Unique Academy Helps New Teachers Get Ready for Classroom
As Kristin Solberg prepares for her first year of teaching this fall in Fall Creek, she wants to be sure she is as prepared as possible.
That is why she joined about 60 other new and nearly new teachers at the New Teacher Academy August 11-12, 2008, at the University of Wisconsin-Baraboo/Sauk County, to learn new strategies, strengthen skills and build confidence.
She says she is looking forward to "getting the kids excited and motivated" and seeing "those lightbulbs go on."
Nick Karls, who is entering his third year of teaching in Baraboo, said he is fortunate to have a mentor who has helped him in his first two years and is still there for occasional help this year.
"The mentoring program has been extremely valuable to me," he said. "It's done an excellent job taking those new teachers coming into Baraboo and keeping them there, because they do feel their needs are being met ... and it also builds a sense of community in the school."
Ellen Caskey, who has been an aide in New Glarus for 12 years, now has her teaching license and is ready to start a new career. She picked up some tips at the New Teacher Academy that she can put immediately into action. "It really helps to be reminded to be kind of silly and engage kids in any way you possibly can," she said.

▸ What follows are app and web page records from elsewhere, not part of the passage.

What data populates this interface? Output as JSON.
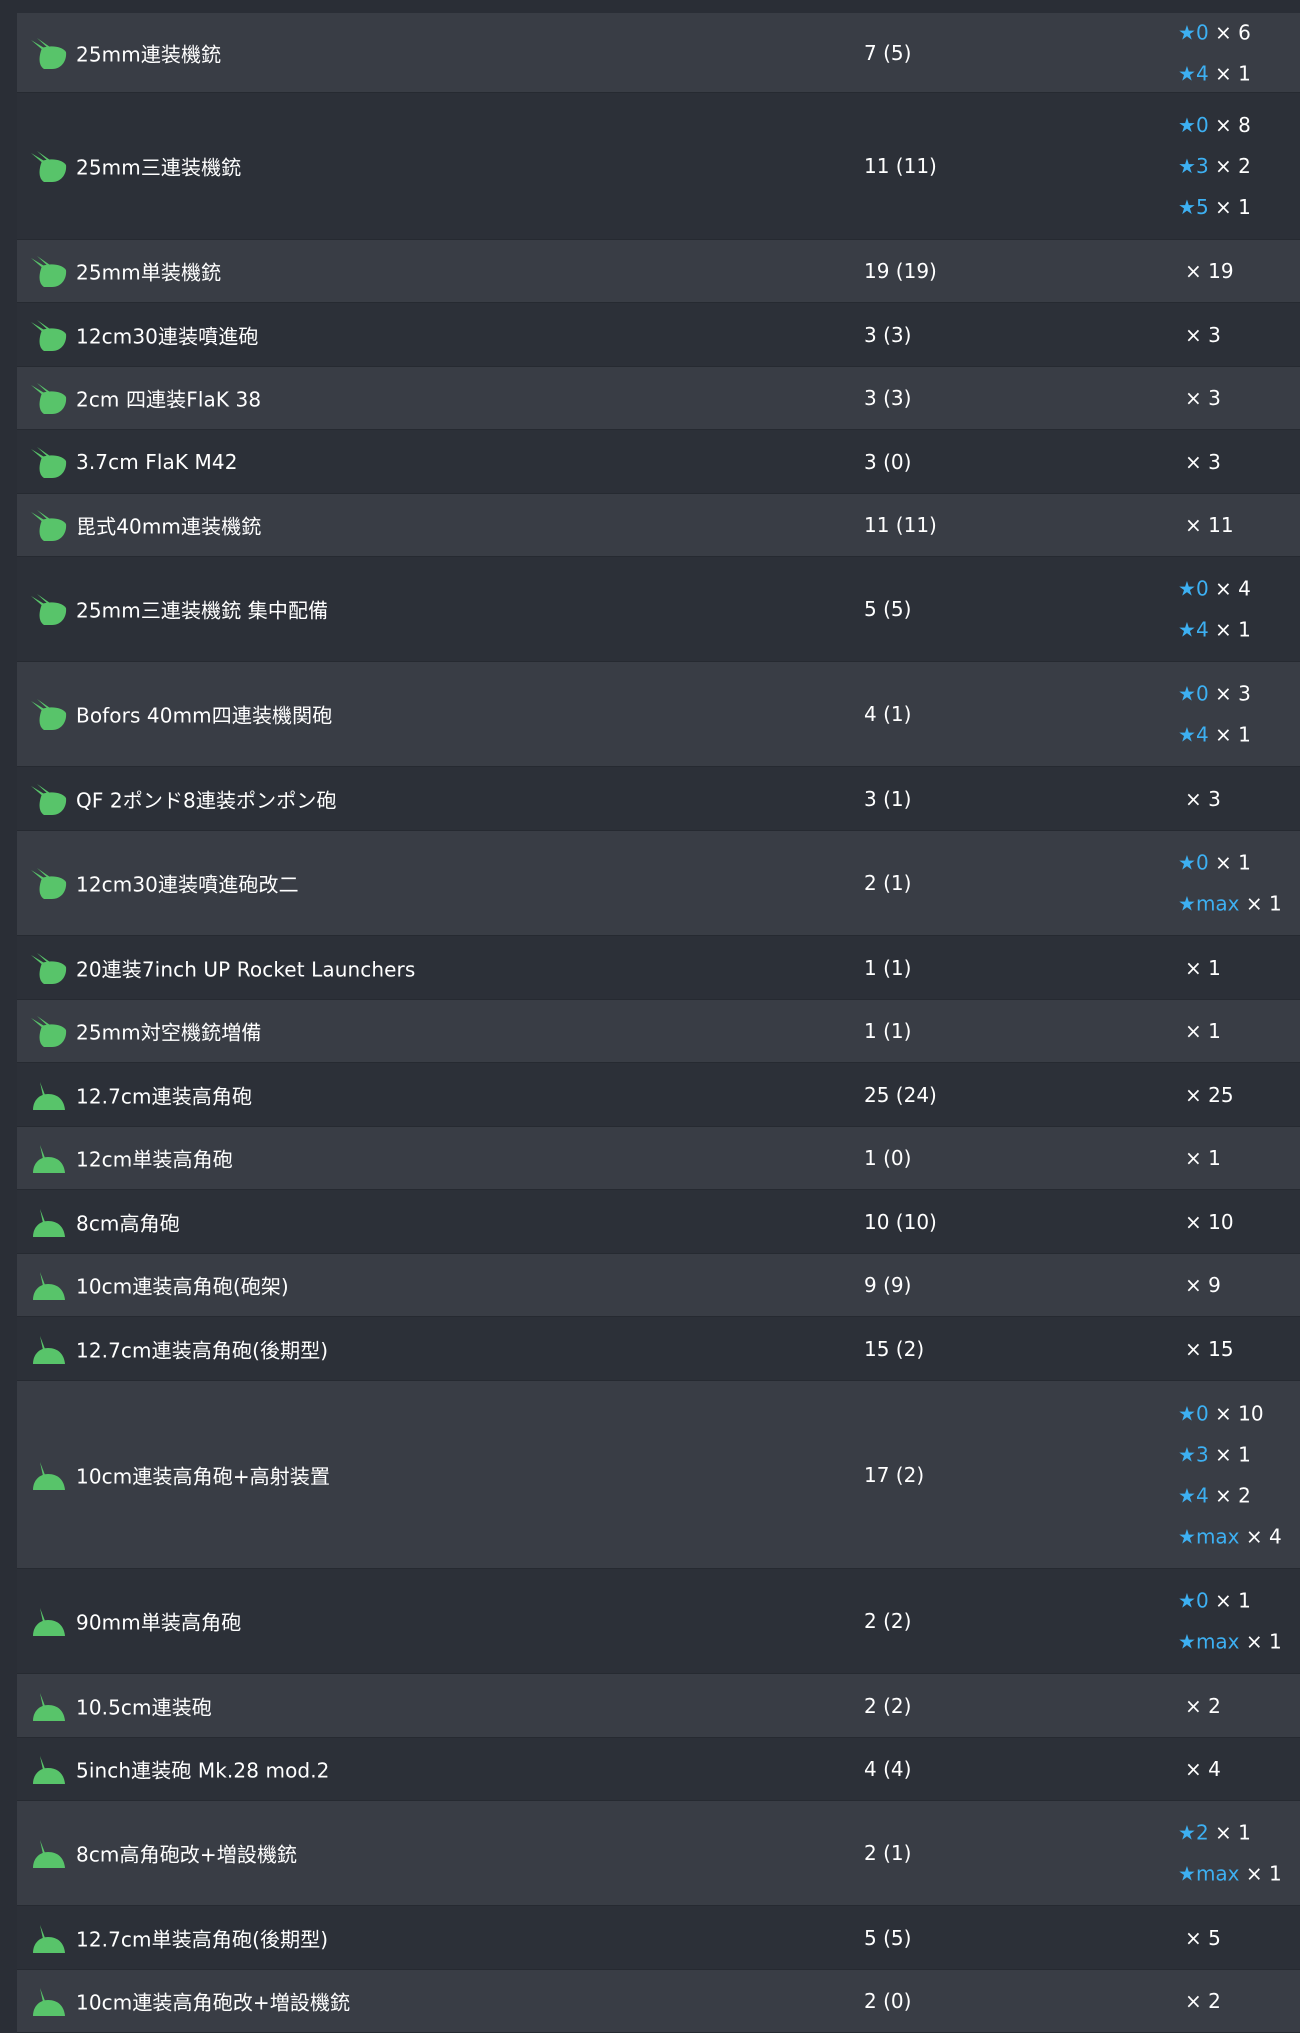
{
  "colors": {
    "row_odd": "#393d45",
    "row_even": "#2c3038",
    "star_accent": "#3db0f2",
    "icon_green": "#58c46a"
  },
  "rows": [
    {
      "icon": "aa-gun-icon",
      "name": "25mm連装機銃",
      "count": "7 (5)",
      "improvements": [
        {
          "star": "★",
          "level": "0",
          "mult": " × 6"
        },
        {
          "star": "★",
          "level": "4",
          "mult": " × 1"
        }
      ]
    },
    {
      "icon": "aa-gun-icon",
      "name": "25mm三連装機銃",
      "count": "11 (11)",
      "improvements": [
        {
          "star": "★",
          "level": "0",
          "mult": " × 8"
        },
        {
          "star": "★",
          "level": "3",
          "mult": " × 2"
        },
        {
          "star": "★",
          "level": "5",
          "mult": " × 1"
        }
      ]
    },
    {
      "icon": "aa-gun-icon",
      "name": "25mm単装機銃",
      "count": "19 (19)",
      "plain": "× 19"
    },
    {
      "icon": "aa-gun-icon",
      "name": "12cm30連装噴進砲",
      "count": "3 (3)",
      "plain": "× 3"
    },
    {
      "icon": "aa-gun-icon",
      "name": "2cm 四連装FlaK 38",
      "count": "3 (3)",
      "plain": "× 3"
    },
    {
      "icon": "aa-gun-icon",
      "name": "3.7cm FlaK M42",
      "count": "3 (0)",
      "plain": "× 3"
    },
    {
      "icon": "aa-gun-icon",
      "name": "毘式40mm連装機銃",
      "count": "11 (11)",
      "plain": "× 11"
    },
    {
      "icon": "aa-gun-icon",
      "name": "25mm三連装機銃 集中配備",
      "count": "5 (5)",
      "improvements": [
        {
          "star": "★",
          "level": "0",
          "mult": " × 4"
        },
        {
          "star": "★",
          "level": "4",
          "mult": " × 1"
        }
      ]
    },
    {
      "icon": "aa-gun-icon",
      "name": "Bofors 40mm四連装機関砲",
      "count": "4 (1)",
      "improvements": [
        {
          "star": "★",
          "level": "0",
          "mult": " × 3"
        },
        {
          "star": "★",
          "level": "4",
          "mult": " × 1"
        }
      ]
    },
    {
      "icon": "aa-gun-icon",
      "name": "QF 2ポンド8連装ポンポン砲",
      "count": "3 (1)",
      "plain": "× 3"
    },
    {
      "icon": "aa-gun-icon",
      "name": "12cm30連装噴進砲改二",
      "count": "2 (1)",
      "improvements": [
        {
          "star": "★",
          "level": "0",
          "mult": " × 1"
        },
        {
          "star": "★",
          "level": "max",
          "mult": " × 1"
        }
      ]
    },
    {
      "icon": "aa-gun-icon",
      "name": "20連装7inch UP Rocket Launchers",
      "count": "1 (1)",
      "plain": "× 1"
    },
    {
      "icon": "aa-gun-icon",
      "name": "25mm対空機銃増備",
      "count": "1 (1)",
      "plain": "× 1"
    },
    {
      "icon": "ha-gun-icon",
      "name": "12.7cm連装高角砲",
      "count": "25 (24)",
      "plain": "× 25"
    },
    {
      "icon": "ha-gun-icon",
      "name": "12cm単装高角砲",
      "count": "1 (0)",
      "plain": "× 1"
    },
    {
      "icon": "ha-gun-icon",
      "name": "8cm高角砲",
      "count": "10 (10)",
      "plain": "× 10"
    },
    {
      "icon": "ha-gun-icon",
      "name": "10cm連装高角砲(砲架)",
      "count": "9 (9)",
      "plain": "× 9"
    },
    {
      "icon": "ha-gun-icon",
      "name": "12.7cm連装高角砲(後期型)",
      "count": "15 (2)",
      "plain": "× 15"
    },
    {
      "icon": "ha-gun-icon",
      "name": "10cm連装高角砲+高射装置",
      "count": "17 (2)",
      "improvements": [
        {
          "star": "★",
          "level": "0",
          "mult": " × 10"
        },
        {
          "star": "★",
          "level": "3",
          "mult": " × 1"
        },
        {
          "star": "★",
          "level": "4",
          "mult": " × 2"
        },
        {
          "star": "★",
          "level": "max",
          "mult": " × 4"
        }
      ]
    },
    {
      "icon": "ha-gun-icon",
      "name": "90mm単装高角砲",
      "count": "2 (2)",
      "improvements": [
        {
          "star": "★",
          "level": "0",
          "mult": " × 1"
        },
        {
          "star": "★",
          "level": "max",
          "mult": " × 1"
        }
      ]
    },
    {
      "icon": "ha-gun-icon",
      "name": "10.5cm連装砲",
      "count": "2 (2)",
      "plain": "× 2"
    },
    {
      "icon": "ha-gun-icon",
      "name": "5inch連装砲 Mk.28 mod.2",
      "count": "4 (4)",
      "plain": "× 4"
    },
    {
      "icon": "ha-gun-icon",
      "name": "8cm高角砲改+増設機銃",
      "count": "2 (1)",
      "improvements": [
        {
          "star": "★",
          "level": "2",
          "mult": " × 1"
        },
        {
          "star": "★",
          "level": "max",
          "mult": " × 1"
        }
      ]
    },
    {
      "icon": "ha-gun-icon",
      "name": "12.7cm単装高角砲(後期型)",
      "count": "5 (5)",
      "plain": "× 5"
    },
    {
      "icon": "ha-gun-icon",
      "name": "10cm連装高角砲改+増設機銃",
      "count": "2 (0)",
      "plain": "× 2"
    }
  ]
}
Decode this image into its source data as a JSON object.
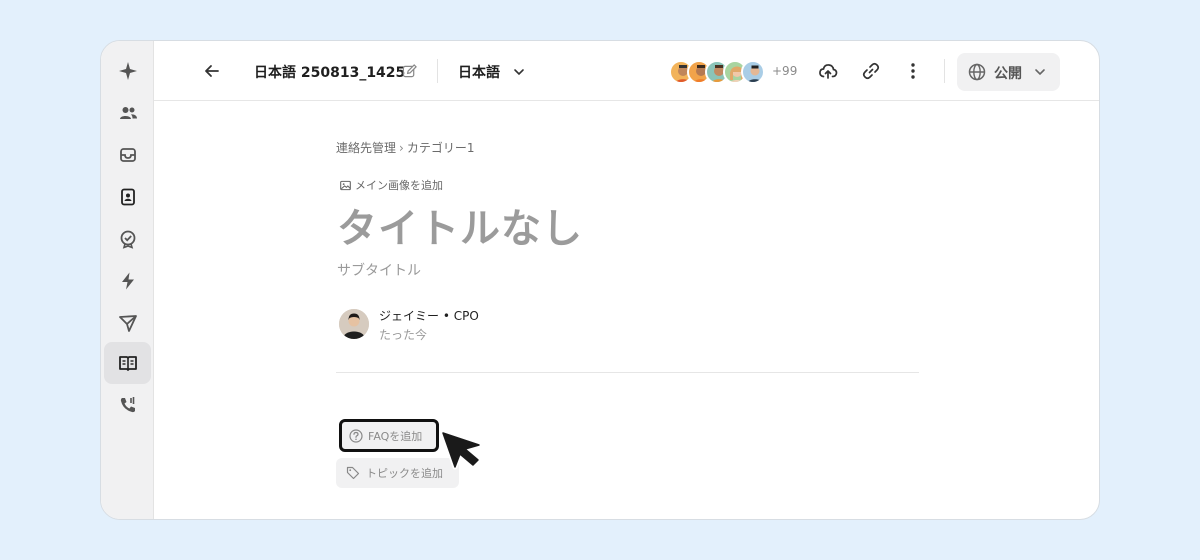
{
  "sidebar": {
    "items": [
      {
        "icon": "sparkle-icon"
      },
      {
        "icon": "users-icon"
      },
      {
        "icon": "inbox-icon"
      },
      {
        "icon": "contact-card-icon"
      },
      {
        "icon": "badge-check-icon"
      },
      {
        "icon": "lightning-icon"
      },
      {
        "icon": "send-icon"
      },
      {
        "icon": "book-icon",
        "active": true
      },
      {
        "icon": "phone-icon"
      }
    ]
  },
  "header": {
    "doc_title": "日本語 250813_1425",
    "language": "日本語",
    "collaborators_more": "+99",
    "publish_label": "公開"
  },
  "article": {
    "breadcrumb": {
      "parent": "連絡先管理",
      "separator": "›",
      "current": "カテゴリー1"
    },
    "add_image_label": "メイン画像を追加",
    "title_placeholder": "タイトルなし",
    "subtitle_placeholder": "サブタイトル",
    "author": {
      "name": "ジェイミー • CPO",
      "time": "たった今"
    },
    "add_faq_label": "FAQを追加",
    "add_topic_label": "トピックを追加"
  },
  "colors": {
    "background": "#e3f0fc",
    "accent": "#111111"
  }
}
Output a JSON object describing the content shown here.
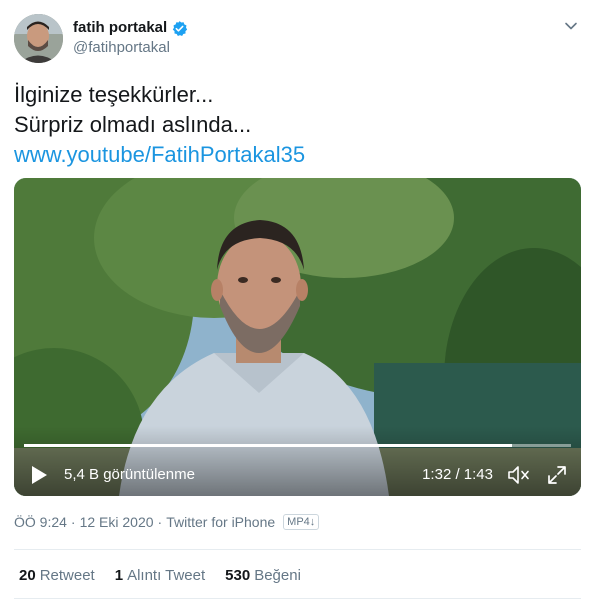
{
  "author": {
    "display_name": "fatih portakal",
    "handle": "@fatihportakal",
    "verified": true
  },
  "tweet": {
    "line1": "İlginize teşekkürler...",
    "line2": "Sürpriz olmadı aslında...",
    "link": "www.youtube/FatihPortakal35"
  },
  "video": {
    "views": "5,4 B görüntülenme",
    "time": "1:32 / 1:43",
    "progress": 0.893
  },
  "meta": {
    "time": "ÖÖ 9:24",
    "date": "12 Eki 2020",
    "source": "Twitter for iPhone",
    "badge": "MP4↓"
  },
  "stats": {
    "retweets_count": "20",
    "retweets_label": "Retweet",
    "quotes_count": "1",
    "quotes_label": "Alıntı Tweet",
    "likes_count": "530",
    "likes_label": "Beğeni"
  },
  "colors": {
    "link": "#1b95e0",
    "verified": "#1da1f2",
    "secondary_text": "#657786"
  },
  "icons": [
    "verified-icon",
    "chevron-down-icon",
    "play-icon",
    "volume-icon",
    "fullscreen-icon"
  ]
}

This is the second year of the New Teacher Academy, and some of the key organizers are the Baraboo School District, the University of Wisconsin-Platteville, and UW-Sauk County, Baraboo. Topics included Student Engagement, Issues in Grading, Using Literacy Tools in the Classroom, and Building and Maintaining Respectful Relationships with High School Students.
WEAC Teaching and Learning Consultant Ron Jetty led a session on how to use the online Quality Educator Interactive to help with licensing issues, and WEAC President Mary Bell discussed the role of the union. She recalled the time, as a new educator herself, when a respected colleagues asked her to attend a union meeting.
"Because I trusted her, I went to that meeting, and I've never stopped being a union activist ever since," she said. "Part of it is who I am, but most of it is what I was able to find there, and that was people who cared as desperately about my colleagues and about the kids in my classroom as I did ... and who were able to provide me things that helped me do that job more effectively and advocate so others could their jobs more effectively as well."
She discussed WEAC's five priorities and how they relate to new teachers:
- School funding reform.
- Health care reform.
- Professional development.
- Achievement gaps.
- Member engagement.
Teresa Lien, an instructional facilitator in the Baraboo School District, said the New Teacher Academy is designed to offer authentic tools that teachers can take into the classroom immediately. She said new teachers come away from the Academy with "some authentic tools on classroom management, and a better understanding of building the relationships they need to have with their students, with the parents and with other colleagues."
Jackie Drummer, of South Milwaukee, president of the Wisconsin Association for Talented & Gifted, spoke to teachers about motivation and engagement both in their careers and in their own lives.
"The first thing is that students do expect us to know our stuff," she said. "They want us to be challenging, they want us to know what we are doing, how to teach, what to teach and why we're teaching.
"The second thing that students demand of us is a safe classroom where everyone is respected physically and emotionally. And the third thing is that students want us to know them as individuals, not just a sea of faces out in our classrooms, to know where they're at, what they need, what their next step is, how to stretch them in their learning..."
Posted August 13, 2008